2. Action steps.
I’ve also included a few tips I’ve learned along the way.
Let’s dive deeper into each step.
Find a quiet spot where you can go inward. Take a deep breath in through your nose and blow it out of your mouth. Without overthinking, write down your first thoughts to the following questions.
- What are you prioritizing?
- What are you sacrificing?
- What feels like peace or calm?
- What’s already working for you?
- What do you need?
- What brings you joy? And, how can you do more of that?
If an answer doesn’t come right away, that’s OK. Don’t skip or rush through this part because it’s uncomfortable or difficult. Understanding your inner workings will lay the framework for your success.
Now that you better understand yourself and sense when you’re experiencing work-life balance, below are four action steps you can take today.

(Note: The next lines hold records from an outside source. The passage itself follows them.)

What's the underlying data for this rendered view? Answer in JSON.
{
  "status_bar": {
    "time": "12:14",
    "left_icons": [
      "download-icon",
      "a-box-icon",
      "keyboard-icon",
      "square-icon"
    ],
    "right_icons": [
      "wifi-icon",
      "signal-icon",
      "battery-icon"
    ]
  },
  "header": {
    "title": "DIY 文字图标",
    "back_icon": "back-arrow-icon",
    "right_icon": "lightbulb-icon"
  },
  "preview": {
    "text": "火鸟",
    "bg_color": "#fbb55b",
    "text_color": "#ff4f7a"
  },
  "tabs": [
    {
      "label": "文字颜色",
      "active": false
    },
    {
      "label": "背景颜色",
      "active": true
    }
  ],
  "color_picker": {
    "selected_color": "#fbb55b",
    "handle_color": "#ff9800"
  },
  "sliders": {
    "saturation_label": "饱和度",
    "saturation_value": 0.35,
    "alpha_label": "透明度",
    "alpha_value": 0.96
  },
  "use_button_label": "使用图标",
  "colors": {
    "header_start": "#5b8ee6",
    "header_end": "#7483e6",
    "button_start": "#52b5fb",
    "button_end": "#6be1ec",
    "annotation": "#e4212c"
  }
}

- Keep work at work. This also includes the mental load you may be carrying back and forth. Try this exercise. As you leave for the day, imagine your office doorframe is like a car wash. The bristles, glitter, or whatever you imagine removes all of the stress from your day.
- Say no. You have permission to respectfully decline. Insider tip: you may feel a twinge of guilt. It’s OK; still, say no if it doesn’t align.
- Ask for help. Really, ask.
- Right now, schedule one thing in your calendar that brings you joy. Then actually do it. Give your play or family time the same priority as a work event.
- Slow and steady wins the race. I know, I know this is not a popular stance in a world where we want it right now. And it creates more sustainability which equals an increase in positive results.
- Celebrate your wins, no matter how small.
- Focus on what works for YOU. Not your neighbor, co-worker, or that social-media person who looks like they have it all together.
- Let go of perfectionism. It will not be perfect. Perfection is unattainable because the bar moves just out of reach when you get close. Instead, aim for really good. This allows wiggle room to make adjustments when needed.
- Wash. Rinse. Repeat. Work-life balance is a lifestyle, not a one-and-done way of being.
Learn to notice your out-of-balance cues and make adjustments. One of my cues is resentment.
Sheila Tucker is a licensed associate marriage and family therapist and founder of Heart Mind & Soul Counseling. She specializes in working with couples and individuals to better their relationships so they can connect more deeply to themselves and each other. When not in the office, you’ll find her walking her pups or planning her next vacation with her husband.